=== WORK ORDER ===
Would you please return every line from the listing that contains the word "value"?

=== RECORDS SHOWN ===
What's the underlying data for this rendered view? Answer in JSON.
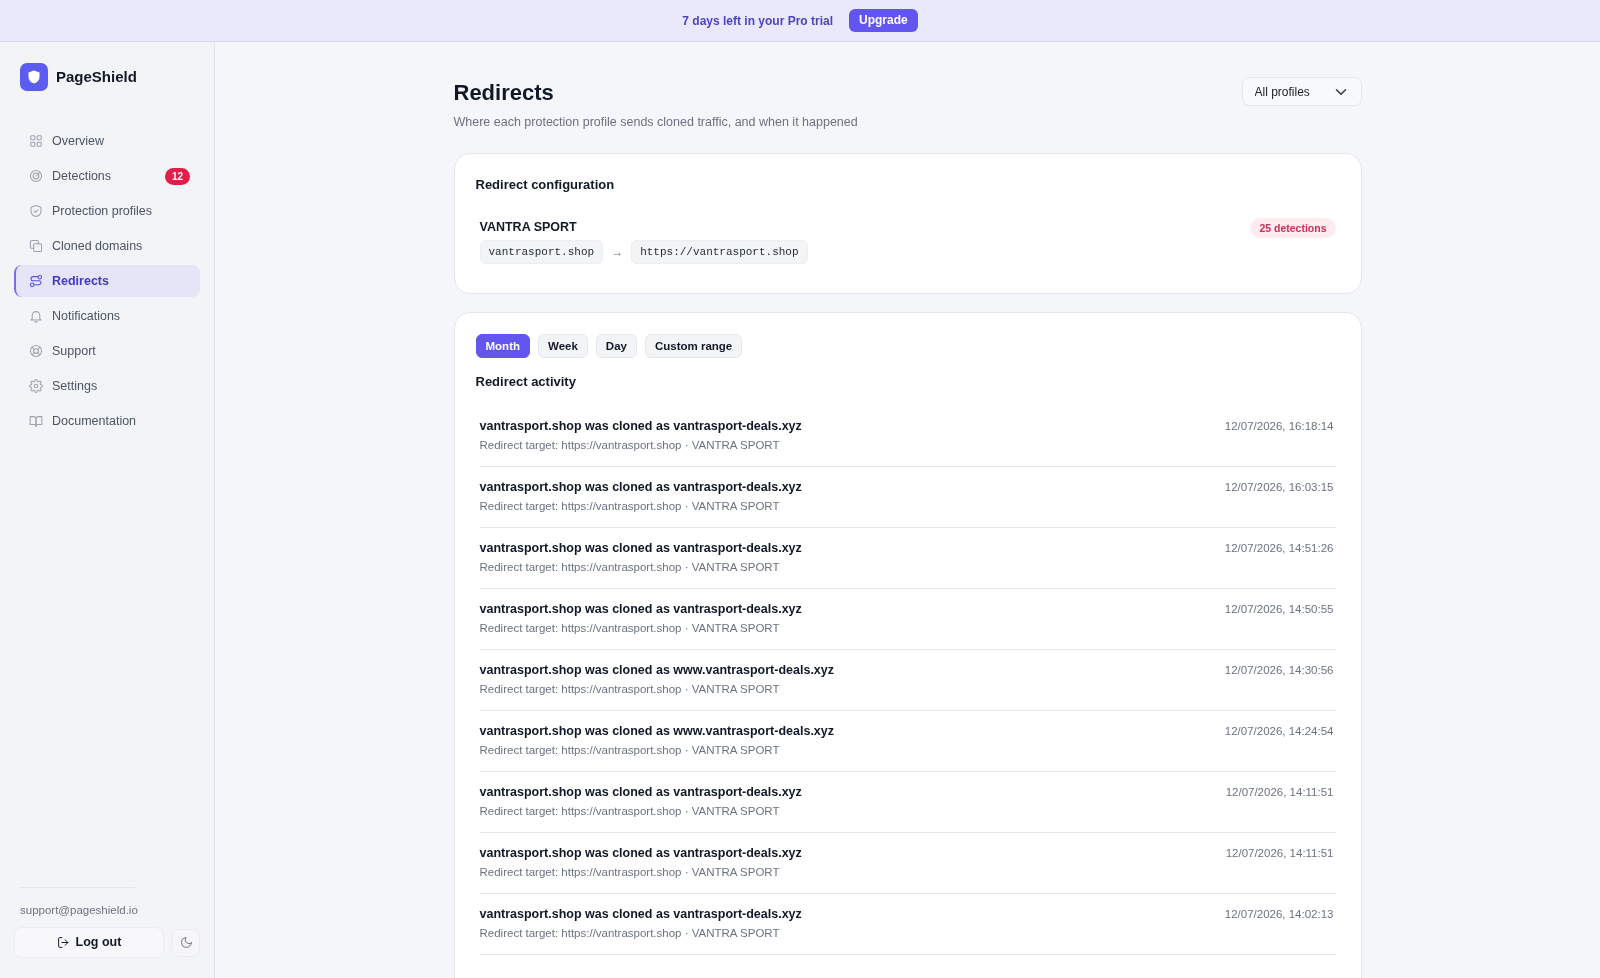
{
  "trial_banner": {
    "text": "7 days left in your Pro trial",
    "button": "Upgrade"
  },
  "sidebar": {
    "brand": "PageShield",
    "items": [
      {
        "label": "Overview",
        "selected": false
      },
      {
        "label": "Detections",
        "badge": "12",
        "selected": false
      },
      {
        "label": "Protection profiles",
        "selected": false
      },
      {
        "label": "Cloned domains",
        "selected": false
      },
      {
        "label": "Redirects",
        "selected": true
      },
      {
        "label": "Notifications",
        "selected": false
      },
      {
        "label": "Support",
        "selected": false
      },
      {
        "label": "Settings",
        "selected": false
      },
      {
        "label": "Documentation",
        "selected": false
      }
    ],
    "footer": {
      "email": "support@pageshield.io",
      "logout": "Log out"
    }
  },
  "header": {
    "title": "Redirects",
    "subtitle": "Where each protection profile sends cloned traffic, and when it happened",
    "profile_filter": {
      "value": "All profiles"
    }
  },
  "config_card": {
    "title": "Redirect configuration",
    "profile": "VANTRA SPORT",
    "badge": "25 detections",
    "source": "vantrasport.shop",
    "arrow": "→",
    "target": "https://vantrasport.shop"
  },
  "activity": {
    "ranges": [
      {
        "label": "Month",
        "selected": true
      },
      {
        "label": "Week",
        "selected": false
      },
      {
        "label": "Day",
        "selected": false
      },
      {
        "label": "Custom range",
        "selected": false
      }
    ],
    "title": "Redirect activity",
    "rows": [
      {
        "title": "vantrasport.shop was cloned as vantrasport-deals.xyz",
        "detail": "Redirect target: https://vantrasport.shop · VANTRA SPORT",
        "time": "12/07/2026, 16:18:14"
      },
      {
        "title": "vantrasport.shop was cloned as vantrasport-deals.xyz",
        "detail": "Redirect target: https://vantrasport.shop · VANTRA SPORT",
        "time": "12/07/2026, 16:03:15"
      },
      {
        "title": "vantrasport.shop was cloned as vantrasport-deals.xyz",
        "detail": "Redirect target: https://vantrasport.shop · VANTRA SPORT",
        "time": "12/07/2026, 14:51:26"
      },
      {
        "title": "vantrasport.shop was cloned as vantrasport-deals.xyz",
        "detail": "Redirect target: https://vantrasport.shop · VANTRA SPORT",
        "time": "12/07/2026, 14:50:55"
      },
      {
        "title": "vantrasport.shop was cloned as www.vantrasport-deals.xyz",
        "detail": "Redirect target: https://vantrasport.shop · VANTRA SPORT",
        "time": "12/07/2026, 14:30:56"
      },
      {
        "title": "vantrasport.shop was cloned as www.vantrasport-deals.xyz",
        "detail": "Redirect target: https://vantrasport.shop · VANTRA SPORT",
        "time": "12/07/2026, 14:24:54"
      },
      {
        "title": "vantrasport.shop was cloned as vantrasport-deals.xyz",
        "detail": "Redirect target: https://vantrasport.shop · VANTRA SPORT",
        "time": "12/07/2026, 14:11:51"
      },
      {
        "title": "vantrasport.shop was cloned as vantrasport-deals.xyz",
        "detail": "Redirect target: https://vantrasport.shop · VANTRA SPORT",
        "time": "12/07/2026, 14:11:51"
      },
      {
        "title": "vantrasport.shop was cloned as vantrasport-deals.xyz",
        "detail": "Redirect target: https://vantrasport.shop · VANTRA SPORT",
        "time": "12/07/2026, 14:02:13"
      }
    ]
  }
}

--

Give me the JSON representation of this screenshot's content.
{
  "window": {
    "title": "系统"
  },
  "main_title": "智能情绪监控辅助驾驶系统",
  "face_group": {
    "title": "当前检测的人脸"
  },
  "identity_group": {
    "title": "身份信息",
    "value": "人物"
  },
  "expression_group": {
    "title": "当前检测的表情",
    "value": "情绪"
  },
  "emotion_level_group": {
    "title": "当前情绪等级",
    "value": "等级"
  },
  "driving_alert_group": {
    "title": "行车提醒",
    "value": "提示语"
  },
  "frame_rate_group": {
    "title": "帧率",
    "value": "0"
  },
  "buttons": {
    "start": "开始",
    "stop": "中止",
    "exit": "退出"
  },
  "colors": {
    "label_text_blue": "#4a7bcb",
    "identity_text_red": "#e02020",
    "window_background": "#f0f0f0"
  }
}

=== OUTPUT BELOW ===
      "value": "All profiles"
    "value": "人物"
    "value": "情绪"
    "value": "等级"
    "value": "提示语"
    "value": "0"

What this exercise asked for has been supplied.